→ TASK DIRECTIONS
Lines that contain "modified": how many are there in the listing below? Answer with a number and nothing more.

→ DATA SECTION
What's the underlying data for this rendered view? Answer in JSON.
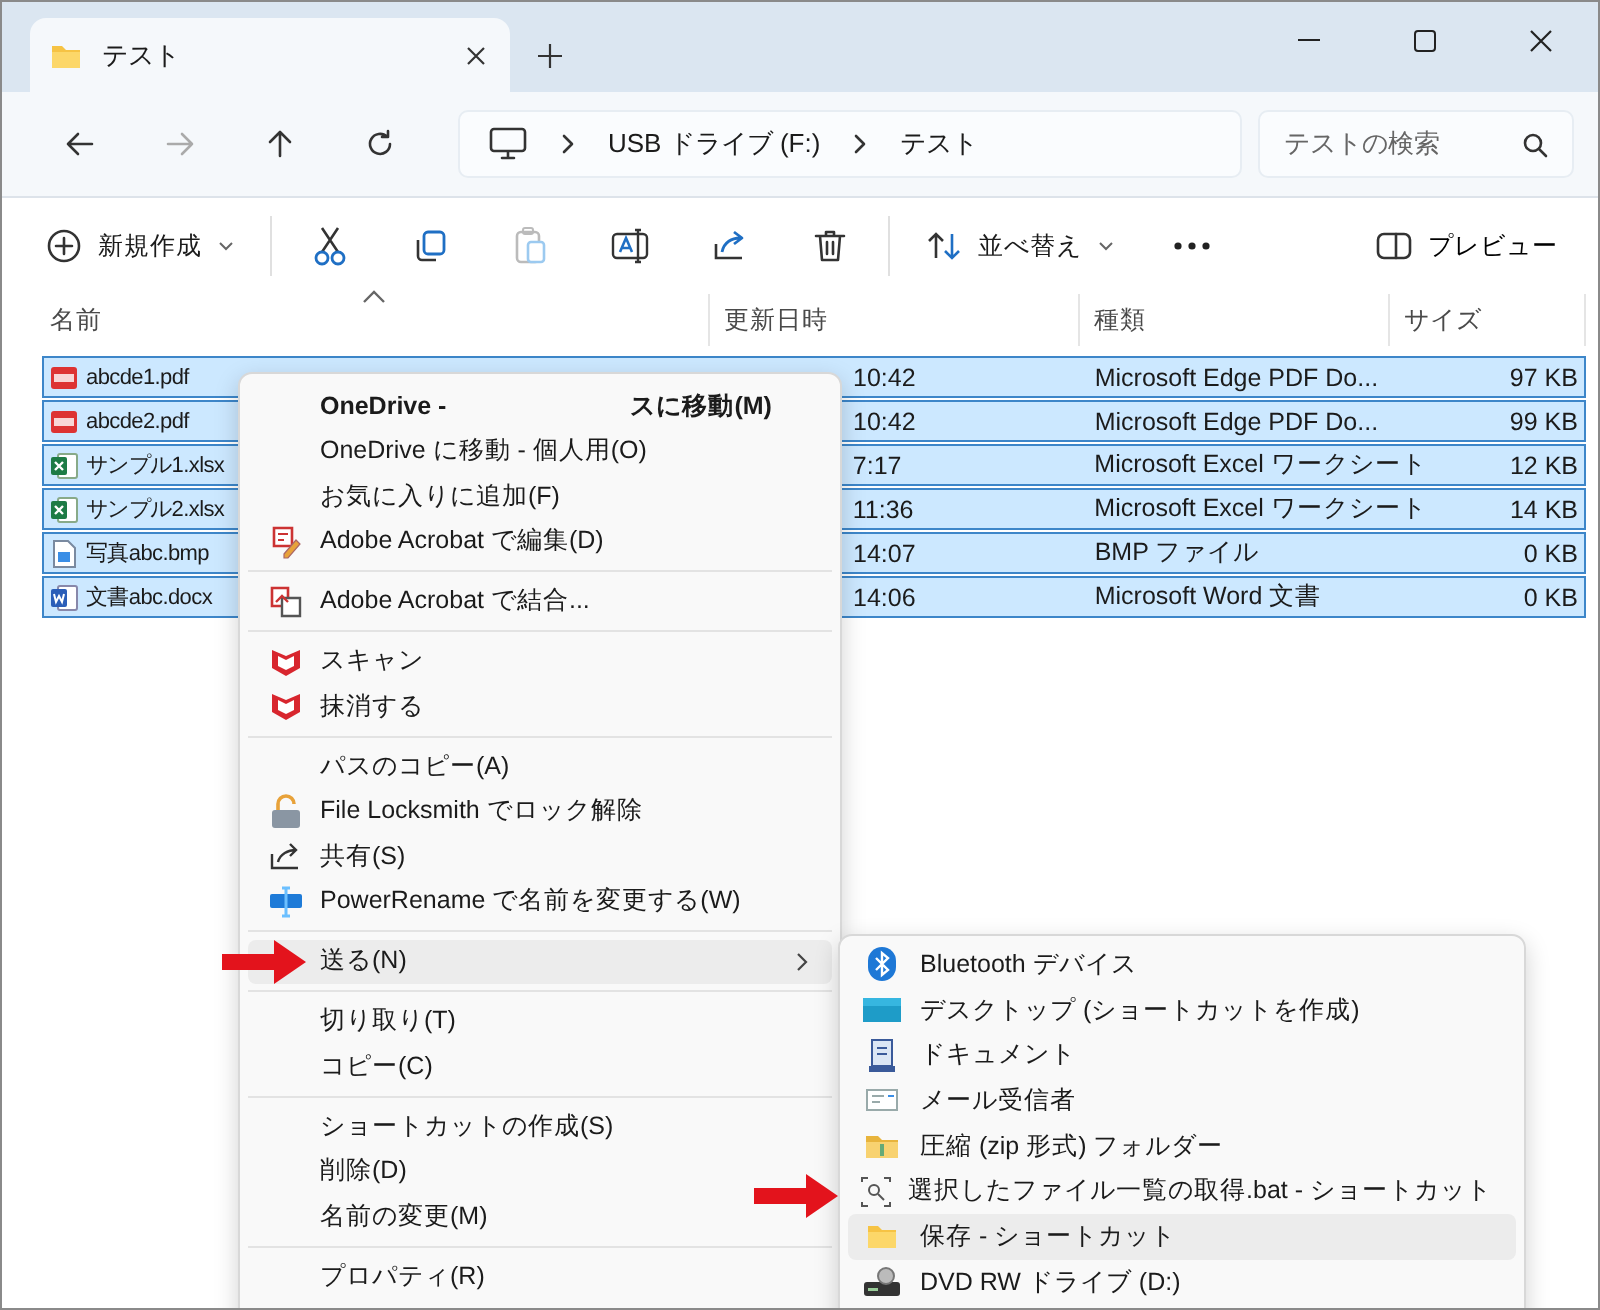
{
  "tabs": [
    {
      "label": "テスト",
      "selected": true
    }
  ],
  "nav": [
    {
      "kind": "back",
      "disabled": false
    },
    {
      "kind": "forward",
      "disabled": true
    },
    {
      "kind": "up",
      "disabled": false
    },
    {
      "kind": "refresh",
      "disabled": false
    }
  ],
  "address": {
    "segments": [
      "USB ドライブ (F:)",
      "テスト"
    ]
  },
  "search": {
    "placeholder": "テストの検索"
  },
  "toolbar": {
    "items": [
      {
        "kind": "new",
        "label": "新規作成",
        "disabled": false
      },
      {
        "kind": "cut",
        "disabled": false
      },
      {
        "kind": "copy",
        "disabled": false
      },
      {
        "kind": "paste",
        "disabled": true
      },
      {
        "kind": "rename",
        "disabled": false
      },
      {
        "kind": "share",
        "disabled": false
      },
      {
        "kind": "delete",
        "disabled": false
      },
      {
        "kind": "sort",
        "label": "並べ替え",
        "disabled": false
      },
      {
        "kind": "more",
        "disabled": false
      }
    ],
    "preview": {
      "label": "プレビュー"
    }
  },
  "columns": [
    {
      "label": "名前",
      "sorted": true
    },
    {
      "label": "更新日時",
      "sorted": false
    },
    {
      "label": "種類",
      "sorted": false
    },
    {
      "label": "サイズ",
      "sorted": false
    }
  ],
  "rows": [
    {
      "kind": "pdf",
      "name": "abcde1.pdf",
      "modified": "10:42",
      "type": "Microsoft Edge PDF Do...",
      "size": "97 KB",
      "selected": true
    },
    {
      "kind": "pdf",
      "name": "abcde2.pdf",
      "modified": "10:42",
      "type": "Microsoft Edge PDF Do...",
      "size": "99 KB",
      "selected": true
    },
    {
      "kind": "excel",
      "name": "サンプル1.xlsx",
      "modified": "7:17",
      "type": "Microsoft Excel ワークシート",
      "size": "12 KB",
      "selected": true
    },
    {
      "kind": "excel",
      "name": "サンプル2.xlsx",
      "modified": "11:36",
      "type": "Microsoft Excel ワークシート",
      "size": "14 KB",
      "selected": true
    },
    {
      "kind": "image",
      "name": "写真abc.bmp",
      "modified": "14:07",
      "type": "BMP ファイル",
      "size": "0 KB",
      "selected": true
    },
    {
      "kind": "word",
      "name": "文書abc.docx",
      "modified": "14:06",
      "type": "Microsoft Word 文書",
      "size": "0 KB",
      "selected": true
    }
  ],
  "context_menu": {
    "items": [
      {
        "kind": "split",
        "label": "OneDrive -",
        "label_2": "スに移動(M)",
        "highlighted": false
      },
      {
        "kind": "item",
        "label": "OneDrive に移動 - 個人用(O)",
        "highlighted": false
      },
      {
        "kind": "item",
        "label": "お気に入りに追加(F)",
        "highlighted": false
      },
      {
        "kind": "item",
        "label": "Adobe Acrobat で編集(D)",
        "highlighted": false
      },
      {
        "kind": "separator"
      },
      {
        "kind": "item",
        "label": "Adobe Acrobat で結合...",
        "highlighted": false
      },
      {
        "kind": "separator"
      },
      {
        "kind": "item",
        "label": "スキャン",
        "highlighted": false
      },
      {
        "kind": "item",
        "label": "抹消する",
        "highlighted": false
      },
      {
        "kind": "separator"
      },
      {
        "kind": "item",
        "label": "パスのコピー(A)",
        "highlighted": false
      },
      {
        "kind": "item",
        "label": "File Locksmith でロック解除",
        "highlighted": false
      },
      {
        "kind": "item",
        "label": "共有(S)",
        "highlighted": false
      },
      {
        "kind": "item",
        "label": "PowerRename で名前を変更する(W)",
        "highlighted": false
      },
      {
        "kind": "separator"
      },
      {
        "kind": "submenu",
        "label": "送る(N)",
        "highlighted": true
      },
      {
        "kind": "separator"
      },
      {
        "kind": "item",
        "label": "切り取り(T)",
        "highlighted": false
      },
      {
        "kind": "item",
        "label": "コピー(C)",
        "highlighted": false
      },
      {
        "kind": "separator"
      },
      {
        "kind": "item",
        "label": "ショートカットの作成(S)",
        "highlighted": false
      },
      {
        "kind": "item",
        "label": "削除(D)",
        "highlighted": false
      },
      {
        "kind": "item",
        "label": "名前の変更(M)",
        "highlighted": false
      },
      {
        "kind": "separator"
      },
      {
        "kind": "item",
        "label": "プロパティ(R)",
        "highlighted": false
      }
    ]
  },
  "send_to_menu": {
    "items": [
      {
        "label": "Bluetooth デバイス",
        "highlighted": false
      },
      {
        "label": "デスクトップ (ショートカットを作成)",
        "highlighted": false
      },
      {
        "label": "ドキュメント",
        "highlighted": false
      },
      {
        "label": "メール受信者",
        "highlighted": false
      },
      {
        "label": "圧縮 (zip 形式) フォルダー",
        "highlighted": false
      },
      {
        "label": "選択したファイル一覧の取得.bat - ショートカット",
        "highlighted": false
      },
      {
        "label": "保存 - ショートカット",
        "highlighted": true
      },
      {
        "label": "DVD RW ドライブ (D:)",
        "highlighted": false
      }
    ]
  }
}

→ ANSWER AREA
6